Let's start with the corporation tax. Businesses, especially small companies would benefit greatly from its reduction to 17% by 2020, but big companies are quite certainly opening champagne bottles galore too. One cannot fail to imagine that Osborne's Google deal was struck with the knowledge of lowering this tax, the meeting going a bit like this:
OSBORNE: "I need to give the electorate something, anything to show I'm tough. I'm pushed to reclaim some money from you lot, help me here."It is followed by a reduction in Capital Gains tax from 28% to 20% to complement a budget of investment stimulus, but excluding landlords makes it potentially harder to the rental market.
GOOGLE: "Ok, we'll start paying some tax, say £130m for the past ten years? But it needs to lower if you want us to pay in the future."
OSBORNE: "Fair point."
Ringfencing income tax, national insurance and VAT for a whole term is dangerous and reckless as in the world economy, let alone in the domestic scene, there are volatile and dramatic shifts from one year to the next. Capping those three incomes leaves the door open for nonsensical downgrading in other services.
In comes further security for traditional conservative voters: the threshold for the 40% tax gets raised to £45k; a lifetime ISA is introduced to help people under 40 with extra cash to save for a property or a pension (the government matches with an additional 25%). This particular measure ignores, rather conveniently, that the very reason young people cannot afford a mortgage is because they cannot save in the first place (unless they're wealthy in the first place, hence the demographic it is aimed at). A very tautological manoeuvre.
All this shift towards helping businesses and investors comes to the detriment of essential services. Hundreds of thousands of disability claimants will be denied entitlement to benefits and the others will see their benefits cut by a substantial amount. First of all, the judging of who is entitled to disability allowance is a delicate matter, often failed. Understanding disability is a crucial and incredibly complex issue; secondly, disabilities require more money, not less, as essential and external help is needed.
It reminds me of a joke Michael McIntyre made on stage about people driving into the disable parking slot in a supermarket car park. Others around then look at the individual who gets out of the car expecting at the very least for that person to fall on the floor and crawl to the shop's doors, or they are certainly a fraud.
That is the sentiment of this government's behaviour towards benefits. They look at the surface without wanting to take the time to dig deeper and understand the needs of struggling people, and the many ways disabilities work. You can laugh and be in good spirits on the outside but scream on the inside as most people learn to cope with symptoms but are struggling to be able to lead a normal life. Inevitably there is fraud but the very majority are people who need help and compassion, not patronising handouts. There is fraud in the banking system (at least 10 times more) but bankers are not targeted directly by the government, instead they're helped further in their quest for a wealthy life.

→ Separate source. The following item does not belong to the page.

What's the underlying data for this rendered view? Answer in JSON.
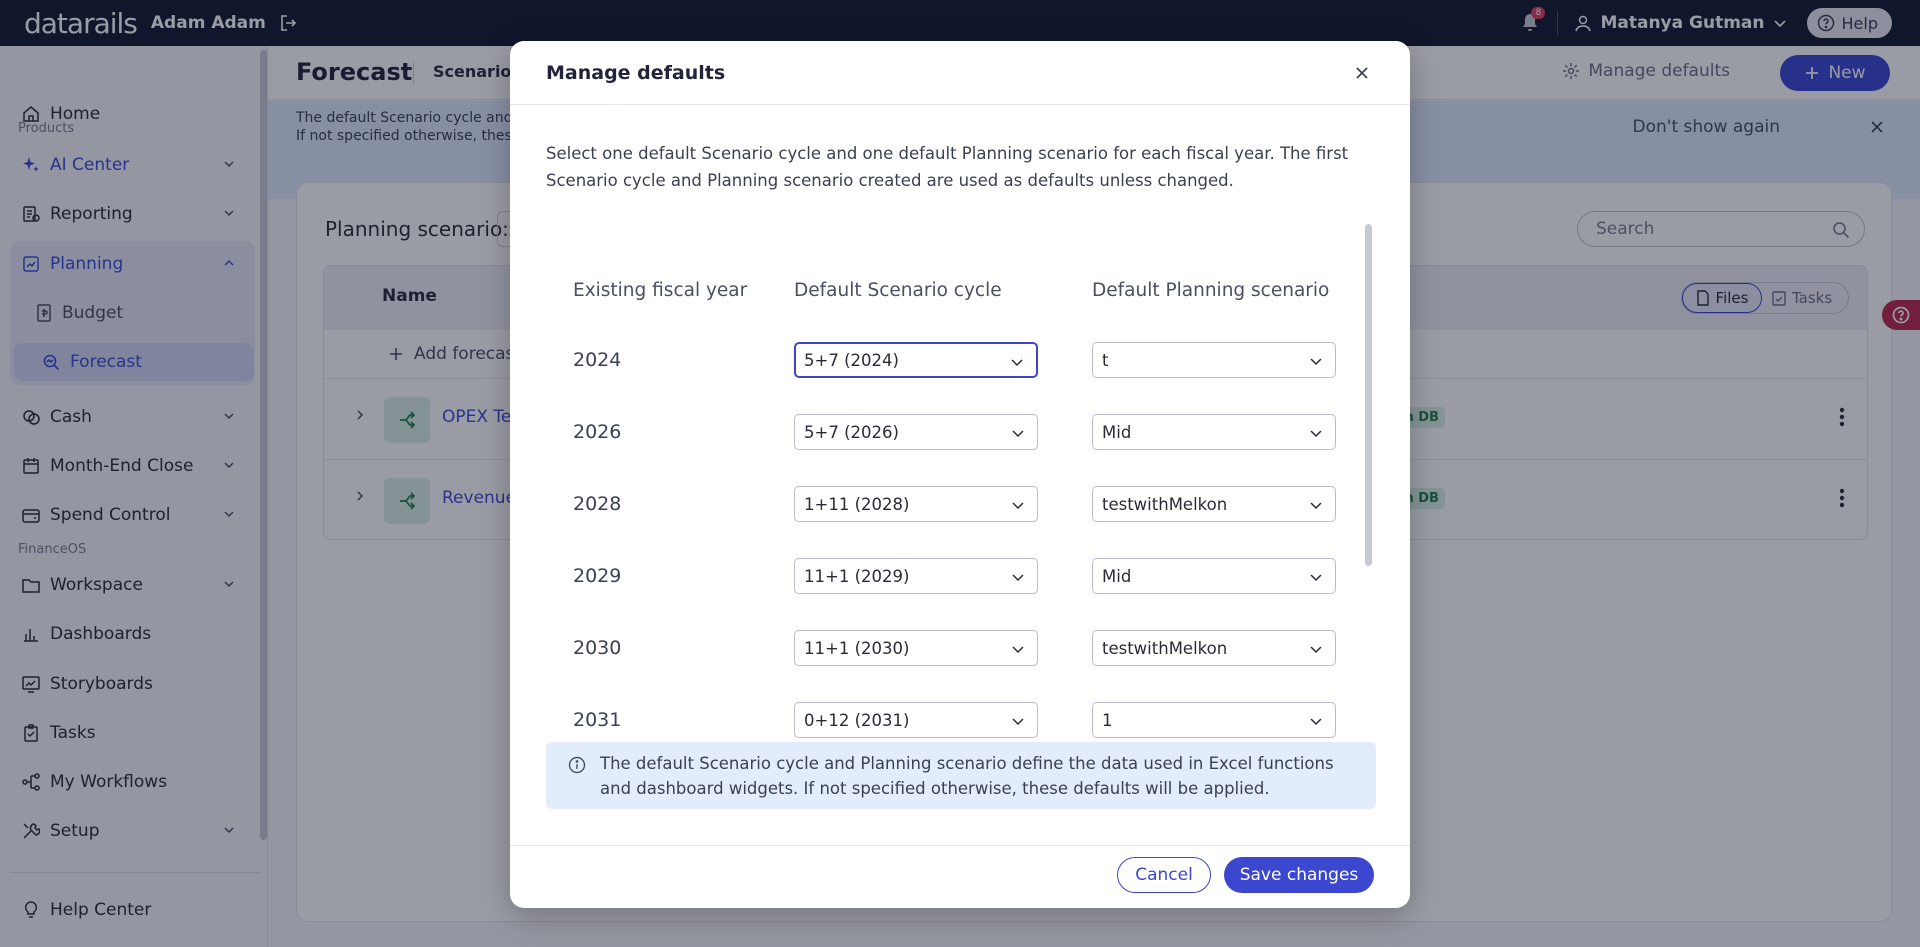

Therefore, £4.4bn is taken away from the benefits' pot and transferred to the financial sector. Raising 1p in fuel and alcohol tax would've solved this problem without sacrificing social services.
Jamie Oliver claimed a victory when the Chancellor announced the sugar tax, equating to an extra 8p per can and seemingly giving the cash to promote sports in schools. The sugar tax is retrospective. It lets kids indulge in sugar, then it goes on to tell them to do more sports. Those same kids quite possibly don't do sport in the first place. I'm all for a tax on sugar as long as it's for all products with sugar and the money gets invested in nutrition lessons in schools. Show pupils items of food and drinks and, side by side, the amount of sugar in them. Tell the kids what nutrients different foods have, what benefits, what's good for them and what's detrimental. Basically, educate before the damage is done, not after when it's too late.
All schools to become academies by 2020. This is a massive mistake. It puts too much trust on headteachers. It implies the vast majority of parents know how to run a school; this is often not the case. It's utopian in its implications. It also opens up ways for a headteacher to reward board members in order to keep their job. Controlling the finances in all schools under this scheme will be tough and how the funding will be implemented, it is not clear. Opening up the hours during which schools can stay open will help more parents no doubt but it will put a financial burden/stress on the schools' finances. This is comparable to taking the NHS to full 7-day service while increasing doctors' hours and decreasing staff. Academies might work in the long run but it's too soon to experiment on this scale, not enough evidence to suggest it works better than the standard model.
In the words of Radio 4's John Humphrys while interviewing George Osborne:
"What's a bloke got to do in your job to get the sack?"